“The Art of the Japanese Doll” by Elaine and Doug B.
Synopsis and photos by Pat D.
Members were wowed by a magnificent display of rare oriental dolls from Elaine and Doug’s private collection. Here were beautiful large child dolls, fierce warriors, silly characters all in varying materials. Doug had been raised around Japanese dolls thru family connections. Later he and Elaine began a wonderful collection together through travels and reestablishing those old connections and making new ones.
1820 EDO Period – Very lightweight, fat baby look made from papier mache covered in Gofu. Moosha Warrior Dolls were made of many layers of cloth and stuffed with straw.

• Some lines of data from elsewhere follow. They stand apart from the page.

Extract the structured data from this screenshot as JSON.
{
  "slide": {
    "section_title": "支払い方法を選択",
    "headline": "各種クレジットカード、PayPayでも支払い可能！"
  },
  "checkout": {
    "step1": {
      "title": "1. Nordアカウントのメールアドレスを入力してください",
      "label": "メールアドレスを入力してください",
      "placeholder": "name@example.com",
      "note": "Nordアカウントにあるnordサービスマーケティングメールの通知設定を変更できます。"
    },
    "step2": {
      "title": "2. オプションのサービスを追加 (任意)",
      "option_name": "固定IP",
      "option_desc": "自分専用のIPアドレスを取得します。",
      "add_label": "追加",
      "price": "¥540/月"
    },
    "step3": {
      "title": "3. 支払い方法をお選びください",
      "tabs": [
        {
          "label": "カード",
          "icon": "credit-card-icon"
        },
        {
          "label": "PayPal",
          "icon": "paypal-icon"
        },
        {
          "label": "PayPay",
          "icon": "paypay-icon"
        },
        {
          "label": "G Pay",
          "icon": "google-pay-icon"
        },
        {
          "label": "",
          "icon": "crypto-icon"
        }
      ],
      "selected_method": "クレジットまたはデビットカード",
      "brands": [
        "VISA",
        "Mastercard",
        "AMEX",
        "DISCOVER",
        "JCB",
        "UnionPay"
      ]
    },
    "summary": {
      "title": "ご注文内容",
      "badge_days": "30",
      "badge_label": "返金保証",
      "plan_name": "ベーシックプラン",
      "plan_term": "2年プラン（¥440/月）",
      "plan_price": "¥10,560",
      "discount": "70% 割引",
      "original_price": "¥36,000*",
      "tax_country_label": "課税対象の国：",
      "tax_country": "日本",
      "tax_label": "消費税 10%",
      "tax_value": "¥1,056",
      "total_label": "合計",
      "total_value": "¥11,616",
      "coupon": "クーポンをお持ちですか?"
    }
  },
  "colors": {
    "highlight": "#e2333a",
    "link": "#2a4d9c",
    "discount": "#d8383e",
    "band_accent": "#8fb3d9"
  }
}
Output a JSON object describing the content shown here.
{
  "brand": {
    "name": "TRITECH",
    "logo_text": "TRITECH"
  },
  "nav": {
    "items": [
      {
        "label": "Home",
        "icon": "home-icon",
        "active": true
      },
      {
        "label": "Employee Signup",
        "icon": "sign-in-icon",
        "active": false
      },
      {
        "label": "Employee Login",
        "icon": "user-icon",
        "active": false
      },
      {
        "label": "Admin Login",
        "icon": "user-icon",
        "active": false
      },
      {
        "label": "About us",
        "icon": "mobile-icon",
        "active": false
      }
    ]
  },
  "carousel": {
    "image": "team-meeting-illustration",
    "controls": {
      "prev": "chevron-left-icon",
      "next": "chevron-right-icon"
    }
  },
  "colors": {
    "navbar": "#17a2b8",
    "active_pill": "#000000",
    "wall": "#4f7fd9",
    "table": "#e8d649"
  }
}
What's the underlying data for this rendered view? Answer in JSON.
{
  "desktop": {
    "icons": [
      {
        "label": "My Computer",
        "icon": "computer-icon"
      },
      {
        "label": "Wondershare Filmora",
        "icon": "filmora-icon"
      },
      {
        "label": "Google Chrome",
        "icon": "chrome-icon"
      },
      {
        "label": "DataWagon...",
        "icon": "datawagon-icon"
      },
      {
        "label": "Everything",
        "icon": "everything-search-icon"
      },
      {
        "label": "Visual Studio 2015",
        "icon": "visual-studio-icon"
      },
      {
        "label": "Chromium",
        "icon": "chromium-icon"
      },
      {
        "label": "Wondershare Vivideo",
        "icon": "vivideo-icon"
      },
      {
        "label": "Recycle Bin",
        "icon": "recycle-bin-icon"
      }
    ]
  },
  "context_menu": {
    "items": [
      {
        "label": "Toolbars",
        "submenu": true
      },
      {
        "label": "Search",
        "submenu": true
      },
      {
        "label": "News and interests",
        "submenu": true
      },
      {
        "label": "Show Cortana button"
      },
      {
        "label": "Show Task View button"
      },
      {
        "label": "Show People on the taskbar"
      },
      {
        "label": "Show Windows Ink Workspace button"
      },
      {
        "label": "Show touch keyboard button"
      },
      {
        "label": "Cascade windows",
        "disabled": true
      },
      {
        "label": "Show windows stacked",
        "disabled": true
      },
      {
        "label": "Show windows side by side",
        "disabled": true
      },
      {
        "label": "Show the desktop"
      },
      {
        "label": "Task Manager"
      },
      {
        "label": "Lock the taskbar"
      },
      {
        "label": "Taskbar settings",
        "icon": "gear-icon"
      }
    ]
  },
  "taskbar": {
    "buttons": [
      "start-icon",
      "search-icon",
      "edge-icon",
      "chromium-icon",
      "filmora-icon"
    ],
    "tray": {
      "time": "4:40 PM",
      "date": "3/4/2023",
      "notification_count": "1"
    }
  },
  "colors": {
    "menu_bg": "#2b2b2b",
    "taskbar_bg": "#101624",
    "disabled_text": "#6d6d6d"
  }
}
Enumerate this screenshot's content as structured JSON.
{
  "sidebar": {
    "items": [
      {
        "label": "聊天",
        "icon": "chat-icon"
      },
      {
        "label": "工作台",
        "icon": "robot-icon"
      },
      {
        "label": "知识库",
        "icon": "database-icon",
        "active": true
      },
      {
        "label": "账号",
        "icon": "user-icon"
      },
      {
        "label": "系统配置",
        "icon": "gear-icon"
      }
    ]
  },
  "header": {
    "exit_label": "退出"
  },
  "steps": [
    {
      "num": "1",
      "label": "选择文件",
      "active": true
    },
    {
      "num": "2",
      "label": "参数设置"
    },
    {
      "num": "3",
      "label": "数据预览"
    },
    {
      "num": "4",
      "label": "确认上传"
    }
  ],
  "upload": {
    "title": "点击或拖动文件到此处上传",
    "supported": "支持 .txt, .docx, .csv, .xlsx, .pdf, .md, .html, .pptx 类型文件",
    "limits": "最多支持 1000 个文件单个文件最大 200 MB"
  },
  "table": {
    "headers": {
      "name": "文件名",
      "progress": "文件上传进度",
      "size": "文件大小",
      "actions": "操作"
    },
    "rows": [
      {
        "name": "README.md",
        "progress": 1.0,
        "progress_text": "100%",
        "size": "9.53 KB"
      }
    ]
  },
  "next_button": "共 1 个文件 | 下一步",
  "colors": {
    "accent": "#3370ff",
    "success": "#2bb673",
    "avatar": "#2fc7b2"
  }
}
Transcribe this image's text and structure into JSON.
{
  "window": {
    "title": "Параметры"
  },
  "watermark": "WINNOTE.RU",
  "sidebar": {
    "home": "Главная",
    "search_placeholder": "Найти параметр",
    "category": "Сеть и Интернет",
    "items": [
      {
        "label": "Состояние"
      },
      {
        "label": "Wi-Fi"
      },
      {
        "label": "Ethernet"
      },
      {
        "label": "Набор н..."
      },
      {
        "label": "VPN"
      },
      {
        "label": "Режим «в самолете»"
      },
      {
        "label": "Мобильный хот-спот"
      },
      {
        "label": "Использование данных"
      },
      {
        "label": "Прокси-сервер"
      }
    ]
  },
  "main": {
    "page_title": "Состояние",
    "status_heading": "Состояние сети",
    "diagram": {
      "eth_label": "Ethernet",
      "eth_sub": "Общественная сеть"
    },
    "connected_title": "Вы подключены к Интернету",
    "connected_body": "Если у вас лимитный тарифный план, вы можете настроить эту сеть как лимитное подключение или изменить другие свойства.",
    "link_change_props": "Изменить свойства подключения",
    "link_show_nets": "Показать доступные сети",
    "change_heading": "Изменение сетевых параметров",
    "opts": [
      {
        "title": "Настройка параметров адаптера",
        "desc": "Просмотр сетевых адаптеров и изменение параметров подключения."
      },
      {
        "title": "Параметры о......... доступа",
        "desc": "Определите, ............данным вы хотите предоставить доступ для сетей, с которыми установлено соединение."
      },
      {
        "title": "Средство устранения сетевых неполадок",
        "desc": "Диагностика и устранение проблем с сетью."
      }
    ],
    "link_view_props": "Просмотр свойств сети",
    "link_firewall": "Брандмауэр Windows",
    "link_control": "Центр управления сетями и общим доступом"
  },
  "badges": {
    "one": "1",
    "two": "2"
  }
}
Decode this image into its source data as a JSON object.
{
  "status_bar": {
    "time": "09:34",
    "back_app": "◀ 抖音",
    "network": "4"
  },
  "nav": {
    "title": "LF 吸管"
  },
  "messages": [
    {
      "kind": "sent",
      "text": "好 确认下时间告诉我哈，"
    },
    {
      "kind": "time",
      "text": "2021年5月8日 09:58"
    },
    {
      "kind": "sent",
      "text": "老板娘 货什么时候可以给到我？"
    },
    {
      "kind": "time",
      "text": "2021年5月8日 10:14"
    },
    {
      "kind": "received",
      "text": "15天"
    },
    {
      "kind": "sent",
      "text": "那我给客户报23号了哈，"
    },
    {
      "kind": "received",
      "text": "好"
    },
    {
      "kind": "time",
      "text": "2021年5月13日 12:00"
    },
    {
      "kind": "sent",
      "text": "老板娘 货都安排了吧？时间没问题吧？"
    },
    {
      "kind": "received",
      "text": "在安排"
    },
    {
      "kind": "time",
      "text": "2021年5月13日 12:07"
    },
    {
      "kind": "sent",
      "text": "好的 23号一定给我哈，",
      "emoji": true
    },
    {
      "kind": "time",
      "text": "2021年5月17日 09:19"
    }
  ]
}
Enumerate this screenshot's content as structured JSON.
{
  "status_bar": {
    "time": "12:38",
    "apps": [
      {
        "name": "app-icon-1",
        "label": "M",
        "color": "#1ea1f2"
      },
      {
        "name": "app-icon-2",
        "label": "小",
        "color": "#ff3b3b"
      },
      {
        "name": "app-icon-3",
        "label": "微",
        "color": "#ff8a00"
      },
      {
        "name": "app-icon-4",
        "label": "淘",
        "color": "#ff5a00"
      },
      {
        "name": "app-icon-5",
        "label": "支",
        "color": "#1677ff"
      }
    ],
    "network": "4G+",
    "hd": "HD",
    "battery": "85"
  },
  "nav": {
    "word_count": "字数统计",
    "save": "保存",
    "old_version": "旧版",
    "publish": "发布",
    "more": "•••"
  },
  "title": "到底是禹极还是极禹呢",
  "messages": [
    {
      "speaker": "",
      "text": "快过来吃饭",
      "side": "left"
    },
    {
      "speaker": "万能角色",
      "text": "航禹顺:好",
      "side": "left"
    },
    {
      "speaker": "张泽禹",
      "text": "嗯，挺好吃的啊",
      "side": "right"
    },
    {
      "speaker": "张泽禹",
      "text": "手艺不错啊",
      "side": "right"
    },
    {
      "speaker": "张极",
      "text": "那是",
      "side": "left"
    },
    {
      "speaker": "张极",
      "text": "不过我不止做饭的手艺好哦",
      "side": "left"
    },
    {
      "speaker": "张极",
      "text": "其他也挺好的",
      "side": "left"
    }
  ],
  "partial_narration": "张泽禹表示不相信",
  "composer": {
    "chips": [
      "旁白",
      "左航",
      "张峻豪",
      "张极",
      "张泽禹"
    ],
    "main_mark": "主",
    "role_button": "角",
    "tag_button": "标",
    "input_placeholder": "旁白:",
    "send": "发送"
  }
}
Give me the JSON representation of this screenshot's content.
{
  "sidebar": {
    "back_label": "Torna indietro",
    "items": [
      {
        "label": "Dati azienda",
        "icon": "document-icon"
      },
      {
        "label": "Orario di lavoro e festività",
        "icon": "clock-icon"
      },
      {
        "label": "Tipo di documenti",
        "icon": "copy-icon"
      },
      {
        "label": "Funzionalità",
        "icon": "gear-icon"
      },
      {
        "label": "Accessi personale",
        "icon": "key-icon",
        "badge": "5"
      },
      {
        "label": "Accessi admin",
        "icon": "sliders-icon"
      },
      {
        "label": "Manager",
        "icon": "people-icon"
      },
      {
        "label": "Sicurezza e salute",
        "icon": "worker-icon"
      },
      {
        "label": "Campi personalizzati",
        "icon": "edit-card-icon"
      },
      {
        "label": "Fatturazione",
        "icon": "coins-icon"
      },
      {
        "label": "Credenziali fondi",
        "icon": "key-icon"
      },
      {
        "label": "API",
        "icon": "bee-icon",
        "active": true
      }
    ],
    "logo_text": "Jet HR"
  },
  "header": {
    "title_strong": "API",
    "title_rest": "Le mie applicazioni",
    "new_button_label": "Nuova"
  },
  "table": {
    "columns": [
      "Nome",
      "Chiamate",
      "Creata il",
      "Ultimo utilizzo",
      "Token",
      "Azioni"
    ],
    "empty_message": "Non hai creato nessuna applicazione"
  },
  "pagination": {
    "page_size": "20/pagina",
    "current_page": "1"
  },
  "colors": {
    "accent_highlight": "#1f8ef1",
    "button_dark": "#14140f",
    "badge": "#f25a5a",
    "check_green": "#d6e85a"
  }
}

1920’s & 1930’s – Small egg shaped dolls represented prosperity and good luck. Big Sister Dolls or Bookmark Dolls were made from papers and had elaborate hairdos.
National Treasure – Best of the best artists created dolls in all venues. Their processes are so time consuming and secretive that no one today can reproduce them.
In the 1920’s the relations between Japan and USA were poor, so a project was started to promote peace and understanding. The children of the USA sent 12,739 American blue-eyed dolls to the children of Japan and they were distributed throughout Japan. In 1927, 58 dolls 32-33 inches in height were sent to Japan, The Friendship Dolls. These are not made of porcelain. The material is usually wood, wood composition or Gofu, made of oyster shell and animal glue. The best artisans created furniture, fans, special stands, passports, ship tickets, clothing, etc. to accompany each doll. The dolls were one of a kind and signed by artist Ichi Matsu and are dressed in individual silk kimonos of breathtaking loveliness. In the USA, the dolls were placed in museums, libraries, etc. and many came to see them. Unfortunately, with the advent of WWII, the dolls were met with disdain and were hidden away or lost. Today, the dolls are revered once more for their striking beauty.
Elaine and Doug’s large child dolls are reminiscent of the famous “Friendship Dolls”. They cannot be washed as it will dissolve, even fingerprints deteriorate them.
They spoke of many traditions of the Japanese and the dolls, such as Hinamatsuri “or “Girls Day” occurring each March. The 1st daughter receives a set of special dolls. Rows and rows of dolls are set up on red carpet and can include Emperor and Empress and the royal court, warriors, courtesans, common folks, animals, etc.
Other club members brought Japanese dolls to share; Barb J, Carol N and Sandy S. All in all it was a wonderful program and display.
Note to CDC Members: Please log onto our Shutterfly website so you may see all the photos of the doll display and show & share and travel dolls, plus pictures of our members enjoying the day.